*EXERCISE AIM*.
Could you filter the records below and keep only the lines with the word "title"?

*INPUT DATA*.
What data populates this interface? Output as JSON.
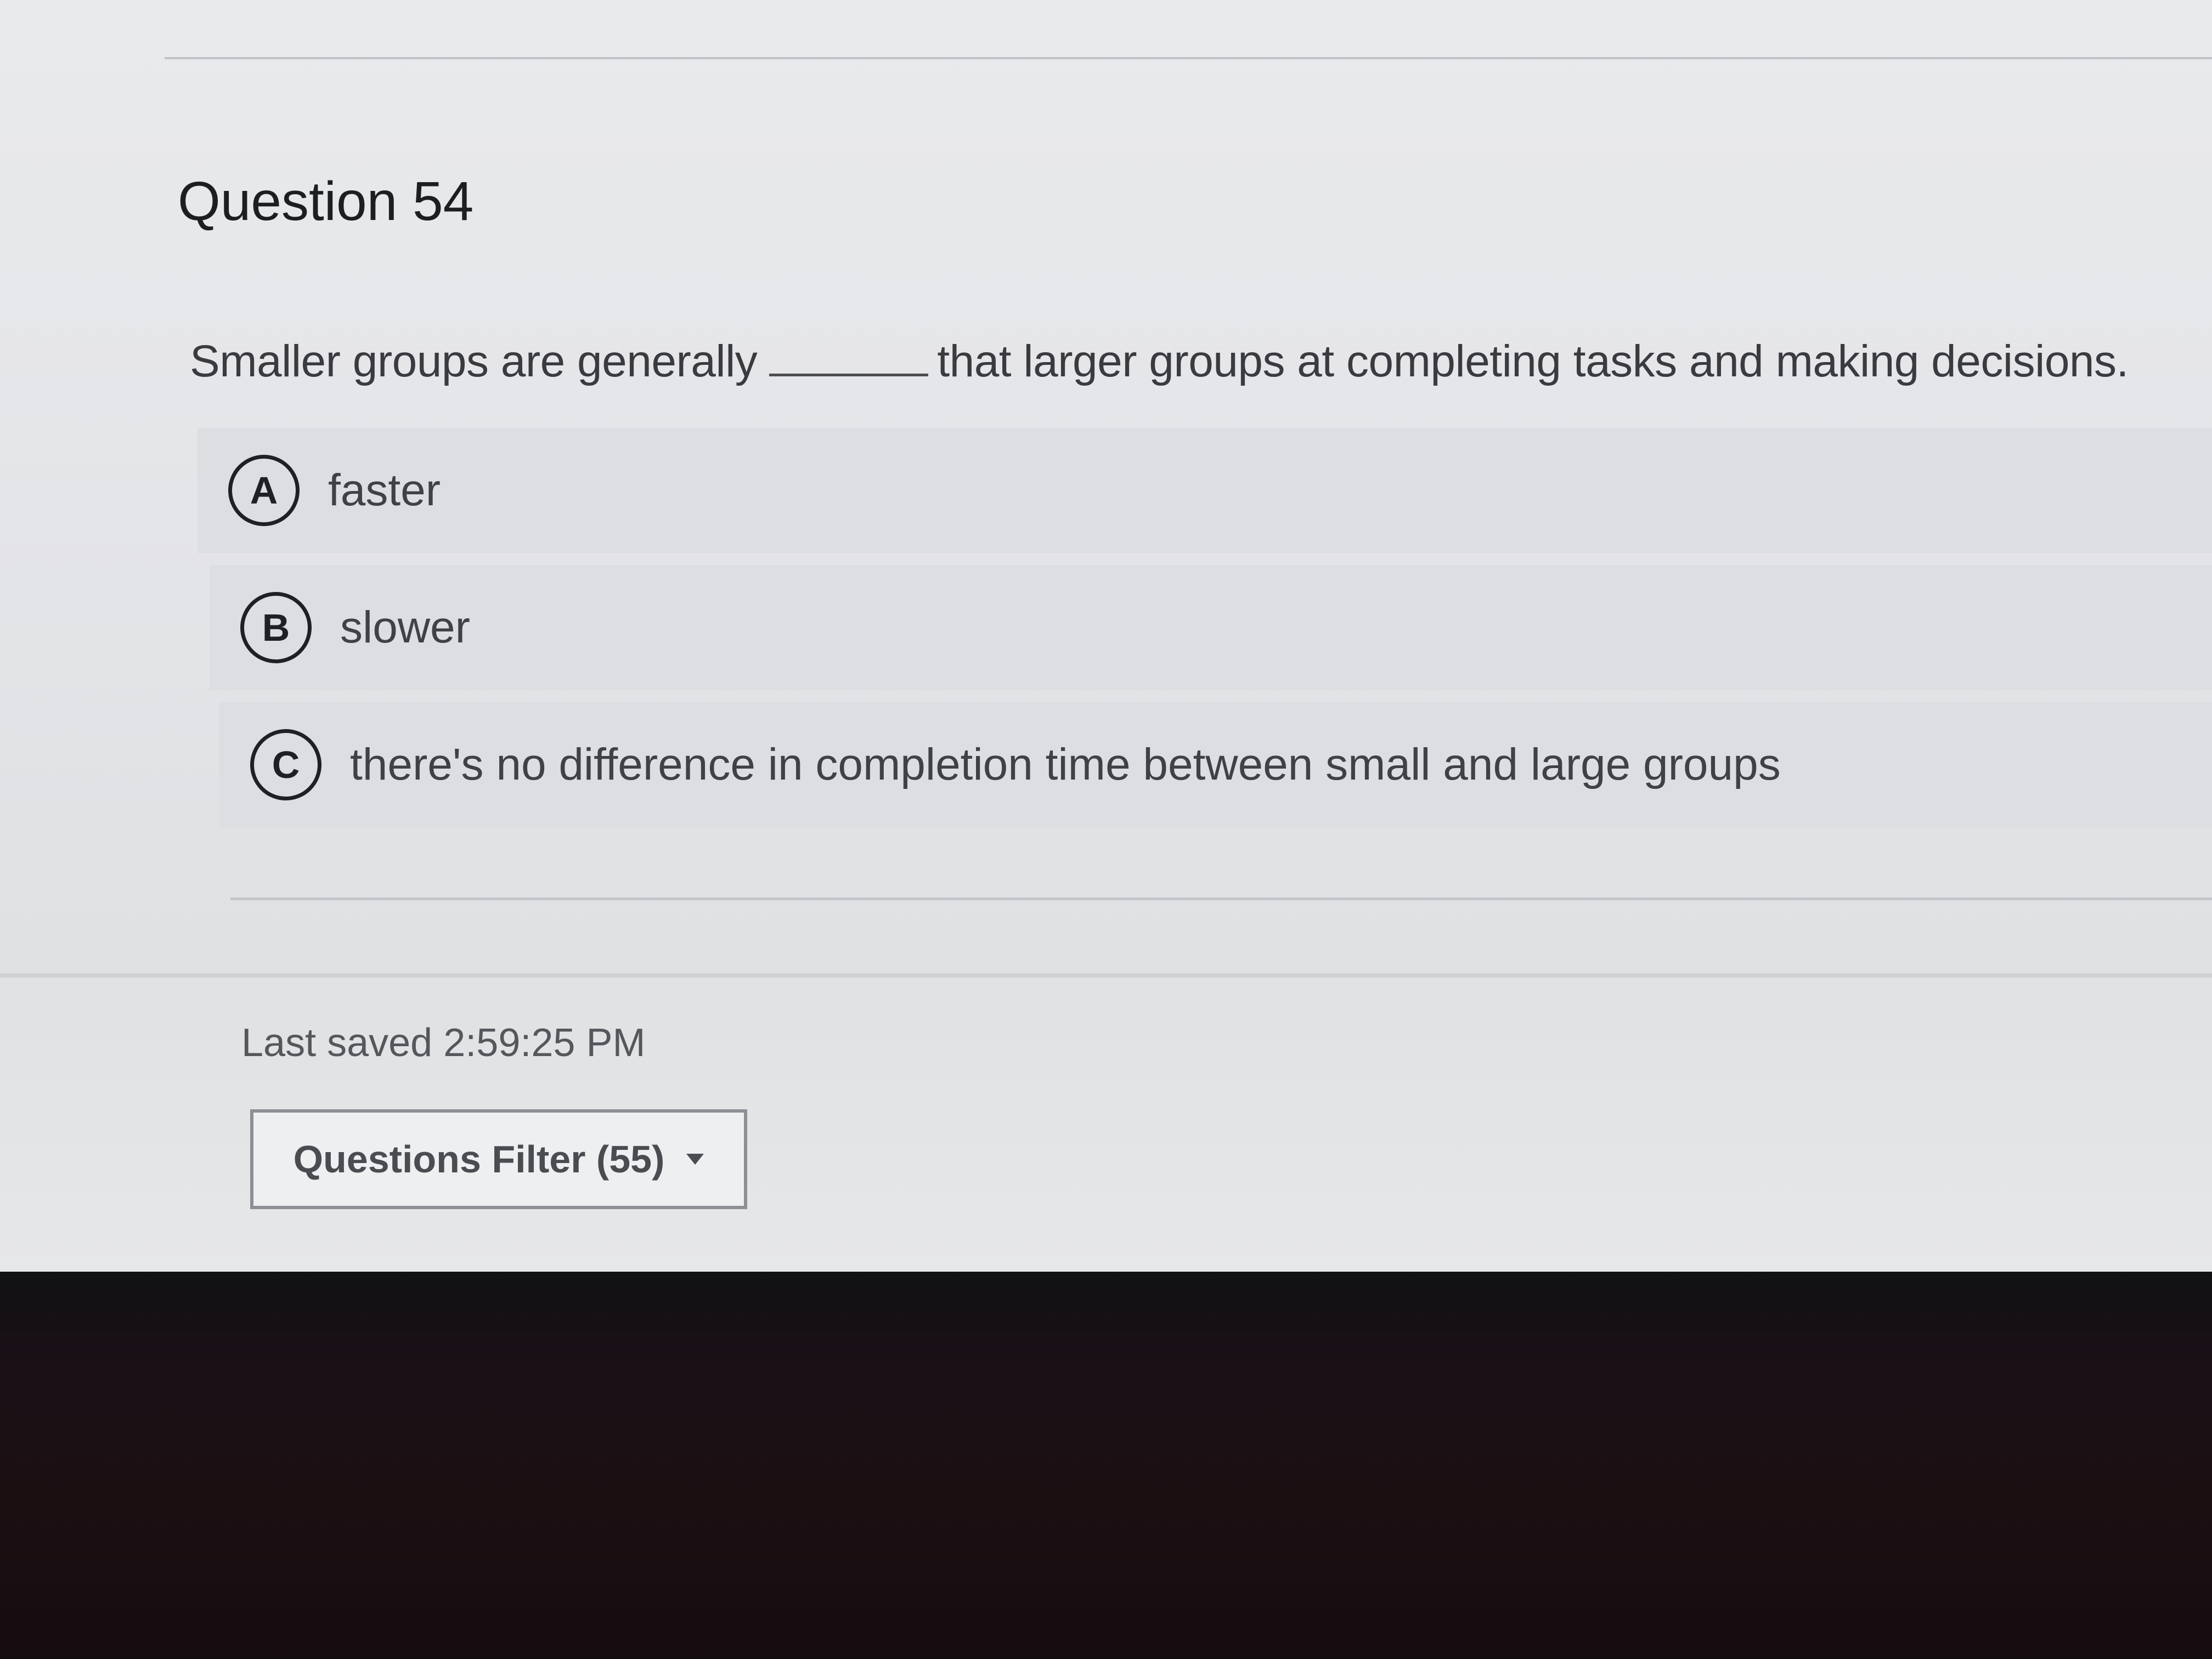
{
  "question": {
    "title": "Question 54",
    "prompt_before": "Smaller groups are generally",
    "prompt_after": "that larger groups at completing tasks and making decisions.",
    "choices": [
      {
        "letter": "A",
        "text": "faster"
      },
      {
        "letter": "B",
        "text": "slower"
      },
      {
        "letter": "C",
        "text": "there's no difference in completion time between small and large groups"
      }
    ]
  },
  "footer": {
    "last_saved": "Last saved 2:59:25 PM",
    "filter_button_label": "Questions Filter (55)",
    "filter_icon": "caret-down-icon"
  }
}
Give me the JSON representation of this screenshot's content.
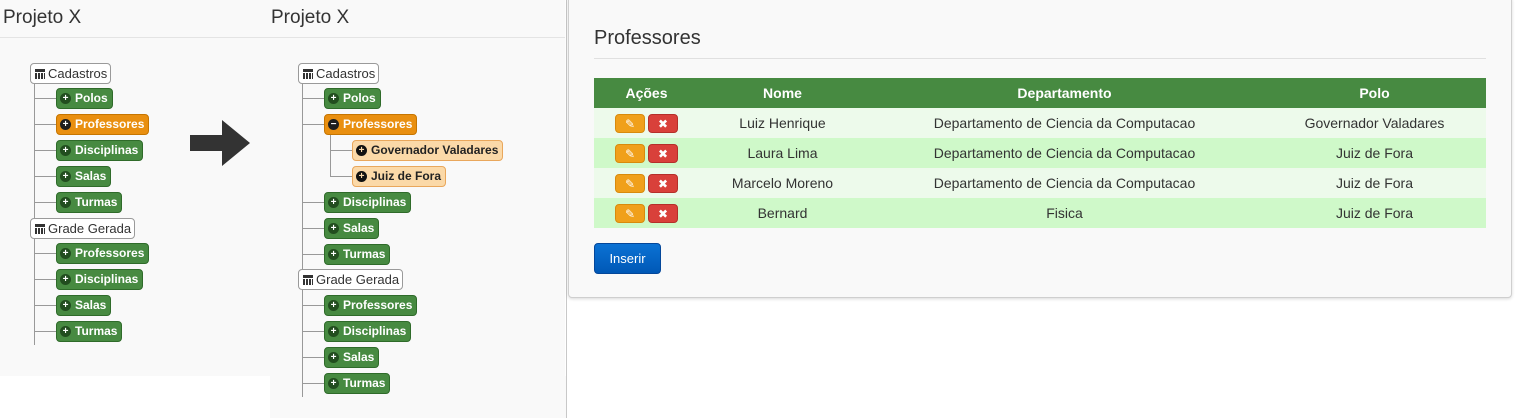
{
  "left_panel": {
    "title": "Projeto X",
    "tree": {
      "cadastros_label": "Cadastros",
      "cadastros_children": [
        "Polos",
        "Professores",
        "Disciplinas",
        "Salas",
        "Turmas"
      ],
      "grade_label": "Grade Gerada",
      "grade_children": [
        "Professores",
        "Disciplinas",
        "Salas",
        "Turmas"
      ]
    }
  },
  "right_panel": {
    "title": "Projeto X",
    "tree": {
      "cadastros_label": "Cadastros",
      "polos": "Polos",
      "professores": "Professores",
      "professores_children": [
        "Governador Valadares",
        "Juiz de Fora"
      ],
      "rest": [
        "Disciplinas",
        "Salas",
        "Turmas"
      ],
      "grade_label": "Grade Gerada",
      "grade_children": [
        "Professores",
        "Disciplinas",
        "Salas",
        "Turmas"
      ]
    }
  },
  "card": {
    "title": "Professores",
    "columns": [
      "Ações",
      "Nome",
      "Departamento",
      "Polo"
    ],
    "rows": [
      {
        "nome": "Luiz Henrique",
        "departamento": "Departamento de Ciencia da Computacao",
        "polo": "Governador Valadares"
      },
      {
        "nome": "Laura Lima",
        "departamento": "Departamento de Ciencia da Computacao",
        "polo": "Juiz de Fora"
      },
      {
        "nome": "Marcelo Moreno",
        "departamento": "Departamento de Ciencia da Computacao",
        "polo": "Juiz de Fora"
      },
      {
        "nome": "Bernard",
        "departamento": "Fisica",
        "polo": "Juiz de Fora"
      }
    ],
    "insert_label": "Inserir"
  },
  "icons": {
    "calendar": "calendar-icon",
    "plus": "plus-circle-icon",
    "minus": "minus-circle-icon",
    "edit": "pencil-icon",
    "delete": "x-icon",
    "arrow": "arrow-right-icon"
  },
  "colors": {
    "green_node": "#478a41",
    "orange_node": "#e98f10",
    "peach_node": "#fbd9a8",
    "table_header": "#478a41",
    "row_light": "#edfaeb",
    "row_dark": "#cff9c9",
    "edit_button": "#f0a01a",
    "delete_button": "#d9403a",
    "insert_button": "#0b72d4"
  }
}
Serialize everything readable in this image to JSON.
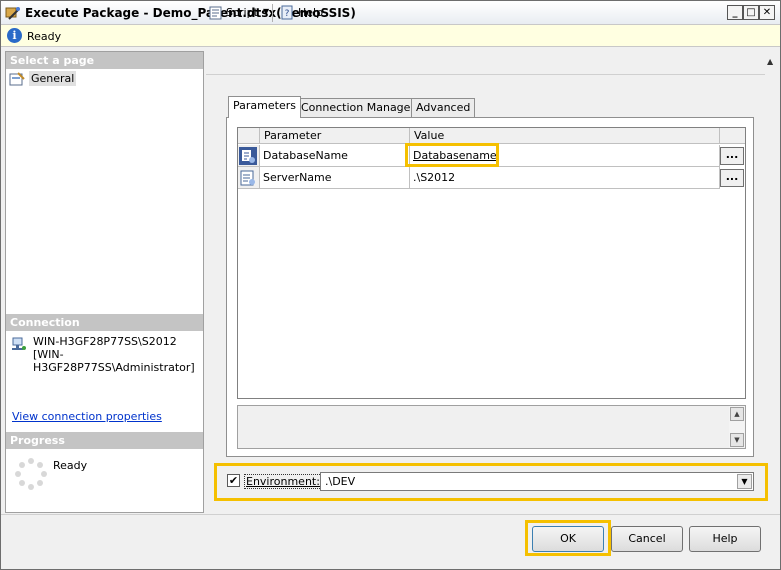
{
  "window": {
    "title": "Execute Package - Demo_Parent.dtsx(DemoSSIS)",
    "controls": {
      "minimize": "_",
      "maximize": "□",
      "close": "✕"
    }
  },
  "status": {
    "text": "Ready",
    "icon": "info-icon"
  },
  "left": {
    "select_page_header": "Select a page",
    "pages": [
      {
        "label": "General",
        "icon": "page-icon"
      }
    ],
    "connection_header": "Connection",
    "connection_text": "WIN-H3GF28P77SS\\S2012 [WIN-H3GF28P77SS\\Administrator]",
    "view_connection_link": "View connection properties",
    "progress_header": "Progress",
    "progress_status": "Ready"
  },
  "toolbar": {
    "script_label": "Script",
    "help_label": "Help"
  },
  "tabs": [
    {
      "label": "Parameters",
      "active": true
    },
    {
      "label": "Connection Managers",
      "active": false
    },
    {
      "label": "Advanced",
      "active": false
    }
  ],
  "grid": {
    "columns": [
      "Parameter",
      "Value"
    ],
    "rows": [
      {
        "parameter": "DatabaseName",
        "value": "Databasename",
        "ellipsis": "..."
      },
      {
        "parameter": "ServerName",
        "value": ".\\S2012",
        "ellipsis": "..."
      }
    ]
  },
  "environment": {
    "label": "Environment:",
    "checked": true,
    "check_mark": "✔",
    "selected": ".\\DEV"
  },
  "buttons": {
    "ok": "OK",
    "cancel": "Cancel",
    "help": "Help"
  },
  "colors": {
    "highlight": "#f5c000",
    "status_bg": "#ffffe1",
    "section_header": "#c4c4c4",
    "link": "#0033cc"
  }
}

*TASK RESPONSE*.
    "title": "Question 54",
    "title": "Projeto X",
    "title": "Projeto X",
    "title": "Professores",
    "title": "Execute Package - Demo_Parent.dtsx(DemoSSIS)",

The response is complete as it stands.